Massachusetts SMART Program Regulation Filed on June 5, 2017

The SMART program, for which the 6/5/17-emailed rulemaking announcement is provided below, will provide solar PV incentives to follow the Solar Carve-Out & Solar Carve-Out II (SREC & SREC II) programs.  When DOER completes its rulemaking this summer, the electric distribution companies (utilities) will file tariffs with the DPU.  The DPU will then begin proceeding(s), expected to start this fall and continue into 2018.  Upon DPU approval of the tariffs filed by the electric distribution companies, the SMART program will go into effect.  At that point, new PV facilities will no longer be eligible to qualify for the SREC II program.  Instead, they will qualify as RPS Class I qualified Generation Units earning Class I RECs, not SREC IIs.  Those RECs will be owned by the electric distribution companies, while the PV facility owners under SMART will receive financial incentives, as specified by the SMART program, directly from the electric distribution companies.

Meantime, however, both of the SREC and SREC II Minimum Standards will continue to exist until at least 2023 and 2027, respectively.  Each existing SREC or SREC II qualified PV facility will continue earning SRECs or SREC IIs until the end of its individually-specified life span, when that facility will default to producing RPS Class I RECs.


Dear Massachusetts Solar Stakeholders,

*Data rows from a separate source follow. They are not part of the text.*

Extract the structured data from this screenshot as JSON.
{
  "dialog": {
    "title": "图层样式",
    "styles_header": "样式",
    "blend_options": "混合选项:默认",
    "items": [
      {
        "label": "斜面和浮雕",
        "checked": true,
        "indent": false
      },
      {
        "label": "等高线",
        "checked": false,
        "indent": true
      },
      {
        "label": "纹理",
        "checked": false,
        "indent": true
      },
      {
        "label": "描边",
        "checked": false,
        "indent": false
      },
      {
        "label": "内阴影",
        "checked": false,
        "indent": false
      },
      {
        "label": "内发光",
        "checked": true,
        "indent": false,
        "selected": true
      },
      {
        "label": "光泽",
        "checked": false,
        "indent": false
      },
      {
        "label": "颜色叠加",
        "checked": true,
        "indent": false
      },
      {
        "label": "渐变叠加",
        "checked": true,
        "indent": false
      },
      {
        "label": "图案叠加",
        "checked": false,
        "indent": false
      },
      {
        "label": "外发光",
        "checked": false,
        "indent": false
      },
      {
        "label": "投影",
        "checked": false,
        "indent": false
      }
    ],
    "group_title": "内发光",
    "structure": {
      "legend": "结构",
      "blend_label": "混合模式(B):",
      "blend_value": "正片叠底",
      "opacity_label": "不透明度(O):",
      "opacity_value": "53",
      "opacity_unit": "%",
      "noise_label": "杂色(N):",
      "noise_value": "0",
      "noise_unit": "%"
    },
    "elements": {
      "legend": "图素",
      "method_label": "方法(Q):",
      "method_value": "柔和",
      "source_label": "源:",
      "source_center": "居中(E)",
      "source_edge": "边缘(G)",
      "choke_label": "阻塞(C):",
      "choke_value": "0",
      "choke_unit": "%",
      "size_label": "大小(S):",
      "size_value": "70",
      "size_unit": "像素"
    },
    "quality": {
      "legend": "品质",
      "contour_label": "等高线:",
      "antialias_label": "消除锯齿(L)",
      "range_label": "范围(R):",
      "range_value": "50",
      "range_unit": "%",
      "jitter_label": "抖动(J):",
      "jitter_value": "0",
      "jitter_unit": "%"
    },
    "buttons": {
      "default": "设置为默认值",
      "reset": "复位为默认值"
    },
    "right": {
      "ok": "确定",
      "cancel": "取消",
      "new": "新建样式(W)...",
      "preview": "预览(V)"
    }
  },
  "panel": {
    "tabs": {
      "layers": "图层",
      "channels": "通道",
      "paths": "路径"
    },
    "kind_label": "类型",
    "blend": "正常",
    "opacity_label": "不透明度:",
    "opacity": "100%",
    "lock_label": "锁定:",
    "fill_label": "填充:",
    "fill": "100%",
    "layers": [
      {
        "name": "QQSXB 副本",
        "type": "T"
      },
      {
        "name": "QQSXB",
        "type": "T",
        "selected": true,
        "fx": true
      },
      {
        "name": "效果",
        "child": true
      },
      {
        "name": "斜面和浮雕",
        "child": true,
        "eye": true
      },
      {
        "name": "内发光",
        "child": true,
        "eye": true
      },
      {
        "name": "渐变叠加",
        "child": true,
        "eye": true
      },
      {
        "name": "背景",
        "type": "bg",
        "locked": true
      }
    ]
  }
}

Earlier today, DOER filed an emergency regulation with the Secretary of the Commonwealth’s office to implement the Solar Massachusetts Renewable Target (SMART) Program. This regulation is promulgated pursuant to Chapter 75 of the Acts of 2016, which requires DOER to establish a new solar incentive program. The regulation is designed to support the continued development of an additional 1,600 MW of solar renewable energy generating sources via a declining block compensation mechanism, and is the product of an extensive stakeholder process that began last spring and involved over 40 public meetings and two written public comment periods.

While the emergency regulation takes effect immediately, it can only remain in effect for three months pending a full rulemaking proceeding conducted by DOER, at which time final rules will be promulgated. Additionally, the full implementation of the SMART Program will also require approval from the Department of Public Utilities (DPU) of tariffs filed by the Electric Distribution Companies. As such, the SMART program will not be in effect until this occurs, and no DPU proceeding can commence prior to the conclusion of DOER’s rulemaking process. In the interim, the SREC II Program remains in effect for all eligible solar facilities. More information on the SMART Program and the current status of the stakeholder process, including a copy of the emergency regulation and accompanying guidelines, can be found on DOER’s website.

DOER will provide a separate announcement regarding the next steps in the rulemaking process in the coming weeks, including information on any public hearing(s) and deadlines for submitting written comments on the emergency regulation and accompanying guidelines. DOER requests that you please direct any questions on the rulemaking process to



Judith Judson